▶ [RECORDS PROVIDED]:
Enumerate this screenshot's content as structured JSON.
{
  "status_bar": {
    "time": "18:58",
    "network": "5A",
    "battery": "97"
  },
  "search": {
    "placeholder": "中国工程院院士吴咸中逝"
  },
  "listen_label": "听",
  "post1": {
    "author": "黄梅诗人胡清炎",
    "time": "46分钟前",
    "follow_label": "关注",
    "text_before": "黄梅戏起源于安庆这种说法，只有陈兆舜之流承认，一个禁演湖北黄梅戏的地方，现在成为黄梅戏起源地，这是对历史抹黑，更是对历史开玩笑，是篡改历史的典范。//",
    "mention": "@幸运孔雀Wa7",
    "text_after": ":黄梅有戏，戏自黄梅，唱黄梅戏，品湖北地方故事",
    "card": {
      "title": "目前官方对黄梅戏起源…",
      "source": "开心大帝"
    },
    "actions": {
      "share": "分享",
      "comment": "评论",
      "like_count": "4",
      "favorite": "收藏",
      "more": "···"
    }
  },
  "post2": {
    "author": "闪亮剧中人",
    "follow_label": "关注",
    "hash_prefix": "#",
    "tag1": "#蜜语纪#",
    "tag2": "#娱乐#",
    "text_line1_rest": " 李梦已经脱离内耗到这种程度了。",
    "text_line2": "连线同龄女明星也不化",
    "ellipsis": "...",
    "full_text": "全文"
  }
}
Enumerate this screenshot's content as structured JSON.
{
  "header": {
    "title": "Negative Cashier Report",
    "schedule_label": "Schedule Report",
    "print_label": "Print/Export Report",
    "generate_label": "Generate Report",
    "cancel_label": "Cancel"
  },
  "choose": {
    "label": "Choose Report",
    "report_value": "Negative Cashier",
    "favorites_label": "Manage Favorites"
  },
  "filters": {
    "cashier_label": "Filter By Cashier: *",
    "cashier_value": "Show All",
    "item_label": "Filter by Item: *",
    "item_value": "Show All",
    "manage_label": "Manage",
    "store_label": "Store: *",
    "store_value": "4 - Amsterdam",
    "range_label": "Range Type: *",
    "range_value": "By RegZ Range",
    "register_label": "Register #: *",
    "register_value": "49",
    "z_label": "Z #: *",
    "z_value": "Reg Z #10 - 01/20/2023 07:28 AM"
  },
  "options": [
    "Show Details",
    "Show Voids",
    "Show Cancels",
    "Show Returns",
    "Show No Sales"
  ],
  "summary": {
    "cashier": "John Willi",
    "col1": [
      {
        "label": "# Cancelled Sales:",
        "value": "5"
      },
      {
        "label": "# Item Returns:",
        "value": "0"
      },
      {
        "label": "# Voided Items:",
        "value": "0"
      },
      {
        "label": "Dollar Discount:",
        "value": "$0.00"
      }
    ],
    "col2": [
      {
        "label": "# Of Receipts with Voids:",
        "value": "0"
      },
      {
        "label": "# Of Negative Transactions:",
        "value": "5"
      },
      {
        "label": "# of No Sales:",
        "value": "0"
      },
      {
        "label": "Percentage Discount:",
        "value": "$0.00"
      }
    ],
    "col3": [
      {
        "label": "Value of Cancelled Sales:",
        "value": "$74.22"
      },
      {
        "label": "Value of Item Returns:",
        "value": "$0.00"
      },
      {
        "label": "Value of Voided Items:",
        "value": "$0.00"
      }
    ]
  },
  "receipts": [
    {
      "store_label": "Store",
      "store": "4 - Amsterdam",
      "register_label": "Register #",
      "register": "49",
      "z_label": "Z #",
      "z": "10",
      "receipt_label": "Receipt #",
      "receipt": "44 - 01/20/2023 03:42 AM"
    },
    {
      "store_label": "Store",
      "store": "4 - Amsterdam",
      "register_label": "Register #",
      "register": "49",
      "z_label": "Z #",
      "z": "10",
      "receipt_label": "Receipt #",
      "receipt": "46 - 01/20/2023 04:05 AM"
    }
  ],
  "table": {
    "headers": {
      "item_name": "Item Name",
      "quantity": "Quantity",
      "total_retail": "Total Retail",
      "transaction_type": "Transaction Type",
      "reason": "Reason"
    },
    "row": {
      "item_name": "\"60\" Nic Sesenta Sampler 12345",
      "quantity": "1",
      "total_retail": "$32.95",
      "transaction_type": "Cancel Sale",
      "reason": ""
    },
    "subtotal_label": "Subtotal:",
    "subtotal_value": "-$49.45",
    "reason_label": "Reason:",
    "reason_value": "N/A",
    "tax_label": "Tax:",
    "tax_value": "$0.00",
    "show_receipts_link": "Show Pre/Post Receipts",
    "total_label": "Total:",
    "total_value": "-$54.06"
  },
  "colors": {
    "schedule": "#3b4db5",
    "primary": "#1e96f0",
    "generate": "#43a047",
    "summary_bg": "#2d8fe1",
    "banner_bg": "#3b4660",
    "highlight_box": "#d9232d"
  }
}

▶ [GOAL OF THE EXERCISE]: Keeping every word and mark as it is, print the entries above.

▶ [RESULT OF THIS EXERCISE]:
Enumerate this screenshot's content as structured JSON.
{
  "status_bar": {
    "time": "18:58",
    "network": "5A",
    "battery": "97"
  },
  "search": {
    "placeholder": "中国工程院院士吴咸中逝"
  },
  "listen_label": "听",
  "post1": {
    "author": "黄梅诗人胡清炎",
    "time": "46分钟前",
    "follow_label": "关注",
    "text_before": "黄梅戏起源于安庆这种说法，只有陈兆舜之流承认，一个禁演湖北黄梅戏的地方，现在成为黄梅戏起源地，这是对历史抹黑，更是对历史开玩笑，是篡改历史的典范。//",
    "mention": "@幸运孔雀Wa7",
    "text_after": ":黄梅有戏，戏自黄梅，唱黄梅戏，品湖北地方故事",
    "card": {
      "title": "目前官方对黄梅戏起源…",
      "source": "开心大帝"
    },
    "actions": {
      "share": "分享",
      "comment": "评论",
      "like_count": "4",
      "favorite": "收藏",
      "more": "···"
    }
  },
  "post2": {
    "author": "闪亮剧中人",
    "follow_label": "关注",
    "hash_prefix": "#",
    "tag1": "#蜜语纪#",
    "tag2": "#娱乐#",
    "text_line1_rest": " 李梦已经脱离内耗到这种程度了。",
    "text_line2": "连线同龄女明星也不化",
    "ellipsis": "...",
    "full_text": "全文"
  }
}
Enumerate this screenshot's content as structured JSON.
{
  "header": {
    "title": "Negative Cashier Report",
    "schedule_label": "Schedule Report",
    "print_label": "Print/Export Report",
    "generate_label": "Generate Report",
    "cancel_label": "Cancel"
  },
  "choose": {
    "label": "Choose Report",
    "report_value": "Negative Cashier",
    "favorites_label": "Manage Favorites"
  },
  "filters": {
    "cashier_label": "Filter By Cashier: *",
    "cashier_value": "Show All",
    "item_label": "Filter by Item: *",
    "item_value": "Show All",
    "manage_label": "Manage",
    "store_label": "Store: *",
    "store_value": "4 - Amsterdam",
    "range_label": "Range Type: *",
    "range_value": "By RegZ Range",
    "register_label": "Register #: *",
    "register_value": "49",
    "z_label": "Z #: *",
    "z_value": "Reg Z #10 - 01/20/2023 07:28 AM"
  },
  "options": [
    "Show Details",
    "Show Voids",
    "Show Cancels",
    "Show Returns",
    "Show No Sales"
  ],
  "summary": {
    "cashier": "John Willi",
    "col1": [
      {
        "label": "# Cancelled Sales:",
        "value": "5"
      },
      {
        "label": "# Item Returns:",
        "value": "0"
      },
      {
        "label": "# Voided Items:",
        "value": "0"
      },
      {
        "label": "Dollar Discount:",
        "value": "$0.00"
      }
    ],
    "col2": [
      {
        "label": "# Of Receipts with Voids:",
        "value": "0"
      },
      {
        "label": "# Of Negative Transactions:",
        "value": "5"
      },
      {
        "label": "# of No Sales:",
        "value": "0"
      },
      {
        "label": "Percentage Discount:",
        "value": "$0.00"
      }
    ],
    "col3": [
      {
        "label": "Value of Cancelled Sales:",
        "value": "$74.22"
      },
      {
        "label": "Value of Item Returns:",
        "value": "$0.00"
      },
      {
        "label": "Value of Voided Items:",
        "value": "$0.00"
      }
    ]
  },
  "receipts": [
    {
      "store_label": "Store",
      "store": "4 - Amsterdam",
      "register_label": "Register #",
      "register": "49",
      "z_label": "Z #",
      "z": "10",
      "receipt_label": "Receipt #",
      "receipt": "44 - 01/20/2023 03:42 AM"
    },
    {
      "store_label": "Store",
      "store": "4 - Amsterdam",
      "register_label": "Register #",
      "register": "49",
      "z_label": "Z #",
      "z": "10",
      "receipt_label": "Receipt #",
      "receipt": "46 - 01/20/2023 04:05 AM"
    }
  ],
  "table": {
    "headers": {
      "item_name": "Item Name",
      "quantity": "Quantity",
      "total_retail": "Total Retail",
      "transaction_type": "Transaction Type",
      "reason": "Reason"
    },
    "row": {
      "item_name": "\"60\" Nic Sesenta Sampler 12345",
      "quantity": "1",
      "total_retail": "$32.95",
      "transaction_type": "Cancel Sale",
      "reason": ""
    },
    "subtotal_label": "Subtotal:",
    "subtotal_value": "-$49.45",
    "reason_label": "Reason:",
    "reason_value": "N/A",
    "tax_label": "Tax:",
    "tax_value": "$0.00",
    "show_receipts_link": "Show Pre/Post Receipts",
    "total_label": "Total:",
    "total_value": "-$54.06"
  },
  "colors": {
    "schedule": "#3b4db5",
    "primary": "#1e96f0",
    "generate": "#43a047",
    "summary_bg": "#2d8fe1",
    "banner_bg": "#3b4660",
    "highlight_box": "#d9232d"
  }
}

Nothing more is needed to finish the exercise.